The ALJ issued his final ID on October 24, 2003. Although he found that none of the asserted claims are invalid, that the accused products infringe the asserted claims, and that the domestic industry requirement of section 337 has been satisfied, he found no violation of section 337 because he concluded that all of the asserted patents are unenforceable by reason of patent misuse.
On November 5, 2003, complainant Philips petitioned for review of the portion of the final ID that found the asserted patents unenforceable due to patent misuse, and also appealed ALJ Order No. 32. On the same day, respondents filed a paper entitled “Statement of Respondents Princo Corp., Princo America Corp., Gigastorage Corp. Taiwan, Gigastorage Corp. USA, and Linberg Enterprises, Inc. Regarding the Initial Determination,” in which respondents urged the Commission to adopt the ID in its entirety. Respondents and the IA filed responses to complainant's petition for review.
On December 8, 2003, the ALJ issued his recommended determination on remedy and bonding.
On December 10, 2003, the Commission determined to affirm ALJ Order No. 32, and to review all of the ID's findings of fact and conclusions of law concerning patent misuse. The Commission determined not to review the remainder of the ID.
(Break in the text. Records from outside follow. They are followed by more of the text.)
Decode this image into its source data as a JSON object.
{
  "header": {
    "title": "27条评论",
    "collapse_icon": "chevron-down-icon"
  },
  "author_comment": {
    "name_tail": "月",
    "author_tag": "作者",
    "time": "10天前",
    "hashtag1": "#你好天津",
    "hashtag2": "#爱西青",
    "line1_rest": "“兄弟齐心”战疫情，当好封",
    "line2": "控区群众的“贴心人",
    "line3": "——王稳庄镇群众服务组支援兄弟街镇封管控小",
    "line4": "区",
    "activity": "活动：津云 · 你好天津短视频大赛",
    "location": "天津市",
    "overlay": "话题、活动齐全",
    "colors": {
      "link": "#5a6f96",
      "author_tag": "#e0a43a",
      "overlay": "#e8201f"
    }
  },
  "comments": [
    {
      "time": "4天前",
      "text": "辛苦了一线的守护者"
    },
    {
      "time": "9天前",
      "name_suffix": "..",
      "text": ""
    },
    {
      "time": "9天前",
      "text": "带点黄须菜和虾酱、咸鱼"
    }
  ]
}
In its review notice, the Commission invited the parties to file written submissions on the issues under review, and invited interested persons to file written submissions on the issues of remedy, the public interest, and bonding. The Commission also requested briefing from the parties on four questions. Initial submissions were filed on January 9, 2004, and replies were filed on January 16, 2004, and on January 20, 2004.
Having reviewed the record in this investigation, including the parties' written submissions, the Commission determined to affirm the ALJ's conclusion that the asserted patents are unenforceable for patent misuse per se, but on the ground that complainant's practice of mandatory package licensing constitutes a tying arrangement between licenses to patents that are essential to manufacture CD-Rs or CD-RWs according to Orange Book standards and licenses to other patents that are not essential to that activity. The Commission determined to adopt the ALJ's conclusion that the asserted patents are unenforceable for patent misuse under a rule of reason standard based on the ALJ's analysis of and findings as to the tying arrangement. We affirm the ALJ's conclusion that the patent misuse has not been shown to have been purged.
This action is taken under the authority of section 337 of the Tariff Act of 1930, as amended (19 U.S.C. 1337), and in section 210.45 of the Commission's rules of practice and procedure (19 CFR 210.45).Start Signature
By order of the Commission.
Issued: March 11, 2004.
Marilyn R. Abbott,
Secretary to the Commission.
1. We take no position on the ALJ's conclusion that the asserted patents are unenforceable for patent misuse per se based on theories of price fixing and price discrimination.Back to Citation
2. We take no position on the ALJ's conclusion that the royalty rate structure of the CD-R/RW patent pools is an unreasonable restraint of trade.Back to Citation
[FR Doc. E4-610 Filed 3-16-04; 8:45 am]
BILLING CODE 7020-02-P